Torii Hunter It hurt so much. It was a crushing blow. But it taught us how much we meant to each other. How much we felt for Nick and how much we felt for each other. … Every time we step on the field we have a different fire. We're trying to do it all together. We're sad. We're so sad. But there is a fire in us, too.

-- Angels center fielder Torii Hunter

It's that you play with him. With his spirit. With his promise. With his heart.

"I talk to him at the start of every game," reserve infielder Brandon Wood, who played with Adenhart in the minor leagues at Salt Lake City, explained with a bittersweet smile before a recent game. "The national anthem plays and I say a prayer and I say a little something to Nick like 'Give us some hits, eh? Let's get it going, Bud.'"

As they grieved Adenhart's loss, the Angels turned toward one other. Their connection became something more than clubhouse chemistry and ballpark camaraderie.

"It hurt so much. It was a crushing blow," Hunter said. "But it taught us how much we meant to each other. How much we felt for Nick and how
much we felt for each other. There is a closeness with us I've never felt before. We lift each other up. Truly. We have each other's backs. All the way. Every time we step on the field we have a different fire. We're trying to do it all together. We're sad. We're so sad. But there is a fire in us, too."

Eventually the wins started to come. In bunches.

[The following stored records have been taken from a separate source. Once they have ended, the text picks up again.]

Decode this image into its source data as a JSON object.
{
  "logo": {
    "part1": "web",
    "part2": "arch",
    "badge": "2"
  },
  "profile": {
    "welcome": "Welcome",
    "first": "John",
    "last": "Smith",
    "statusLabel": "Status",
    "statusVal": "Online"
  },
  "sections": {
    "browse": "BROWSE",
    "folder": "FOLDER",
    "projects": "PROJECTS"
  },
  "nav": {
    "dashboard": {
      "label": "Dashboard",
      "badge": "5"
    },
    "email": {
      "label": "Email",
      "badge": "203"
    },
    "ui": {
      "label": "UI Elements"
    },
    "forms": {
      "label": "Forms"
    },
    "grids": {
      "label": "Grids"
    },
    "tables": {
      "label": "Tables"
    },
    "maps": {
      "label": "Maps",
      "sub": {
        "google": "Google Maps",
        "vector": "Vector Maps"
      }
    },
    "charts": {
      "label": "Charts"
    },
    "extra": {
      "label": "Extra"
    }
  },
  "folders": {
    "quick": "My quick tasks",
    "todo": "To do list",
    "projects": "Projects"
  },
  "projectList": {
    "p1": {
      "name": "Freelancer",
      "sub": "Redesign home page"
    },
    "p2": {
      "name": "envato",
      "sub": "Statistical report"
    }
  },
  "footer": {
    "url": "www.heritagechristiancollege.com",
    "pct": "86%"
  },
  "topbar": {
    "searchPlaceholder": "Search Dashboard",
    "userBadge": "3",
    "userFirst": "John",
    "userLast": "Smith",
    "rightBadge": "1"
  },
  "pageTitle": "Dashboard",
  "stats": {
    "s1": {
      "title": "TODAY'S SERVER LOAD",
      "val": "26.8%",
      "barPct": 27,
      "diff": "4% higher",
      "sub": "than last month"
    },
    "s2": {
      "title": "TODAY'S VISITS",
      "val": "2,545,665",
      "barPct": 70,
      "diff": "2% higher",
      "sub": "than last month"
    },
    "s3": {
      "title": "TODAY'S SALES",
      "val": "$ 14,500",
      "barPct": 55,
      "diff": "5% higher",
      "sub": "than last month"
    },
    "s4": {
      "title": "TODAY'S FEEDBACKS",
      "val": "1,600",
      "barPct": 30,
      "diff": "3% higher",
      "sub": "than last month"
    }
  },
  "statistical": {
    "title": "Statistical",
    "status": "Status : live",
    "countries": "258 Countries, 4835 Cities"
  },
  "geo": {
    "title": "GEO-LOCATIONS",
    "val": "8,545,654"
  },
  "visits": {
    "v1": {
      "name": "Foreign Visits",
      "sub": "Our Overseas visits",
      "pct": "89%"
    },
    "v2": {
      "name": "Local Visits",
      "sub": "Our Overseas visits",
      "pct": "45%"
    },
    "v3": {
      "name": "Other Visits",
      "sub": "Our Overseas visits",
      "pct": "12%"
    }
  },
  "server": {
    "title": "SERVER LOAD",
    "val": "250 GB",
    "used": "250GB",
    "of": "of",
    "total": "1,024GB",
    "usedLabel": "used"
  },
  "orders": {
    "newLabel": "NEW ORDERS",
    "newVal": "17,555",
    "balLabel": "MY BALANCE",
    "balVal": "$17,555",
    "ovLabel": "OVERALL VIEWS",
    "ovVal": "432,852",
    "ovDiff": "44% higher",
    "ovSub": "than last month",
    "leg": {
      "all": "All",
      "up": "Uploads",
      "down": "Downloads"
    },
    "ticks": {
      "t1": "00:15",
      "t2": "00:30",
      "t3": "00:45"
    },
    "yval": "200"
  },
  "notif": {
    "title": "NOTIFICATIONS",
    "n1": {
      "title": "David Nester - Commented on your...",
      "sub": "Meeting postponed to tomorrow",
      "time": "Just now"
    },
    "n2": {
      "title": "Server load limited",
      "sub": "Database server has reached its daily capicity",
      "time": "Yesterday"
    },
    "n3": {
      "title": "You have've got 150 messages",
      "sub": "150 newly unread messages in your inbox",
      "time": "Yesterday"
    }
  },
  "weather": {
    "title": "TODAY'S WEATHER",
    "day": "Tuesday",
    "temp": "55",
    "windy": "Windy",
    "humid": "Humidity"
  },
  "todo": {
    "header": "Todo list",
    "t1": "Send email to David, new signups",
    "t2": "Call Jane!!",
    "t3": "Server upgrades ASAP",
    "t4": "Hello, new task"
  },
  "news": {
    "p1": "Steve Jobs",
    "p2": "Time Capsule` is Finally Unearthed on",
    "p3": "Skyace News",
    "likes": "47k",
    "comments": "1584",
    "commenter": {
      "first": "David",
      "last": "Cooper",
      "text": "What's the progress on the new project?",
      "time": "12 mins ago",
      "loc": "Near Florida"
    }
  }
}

Key players, including Lackey, Ervin Santana, Vladimir Guerrero and Hunter, got back on track after injuries. The team relished the chance to step between the lines and lay it on the line each day. And as spring turned into summer and summer turned into fall, a season that began with such great heartache began to look like it could end with some kind of real joy, too.

Ballplayers don't like to look ahead. The game demands that you stay trained on the task at hand, on tonight's game, on the next pitch or the next at-bat. And the Angels know they have a long way to go before they could get even a glimpse of a 2009 World Series ring. But it's impossible not to think about it, to imagine what it would be like to present Nick's parents with his ring, to share the moment with them, to know that your hopes and their hopes and his hopes were one.

"That's the dream," Hunter said. "That's the story you hope you can write now."

"I've thought about it," Lackey admitted. "How cool it would be to give them a ring. It would be pretty awesome."

But as good as that would feel, as healing as it might be for the players on this team, and even in some way for the Adenhart family, it would never erase the hurt.

Like Nick, like those hats and photographs outside the park, like that jersey in the dugout, that hurt is still here. Always will be.

"You know what I really wish for? What I really think about?" Lackey said. "How much I would rather have Nick here to give his parents that ring himself."

Eric Neel is a senior writer for ESPN.com.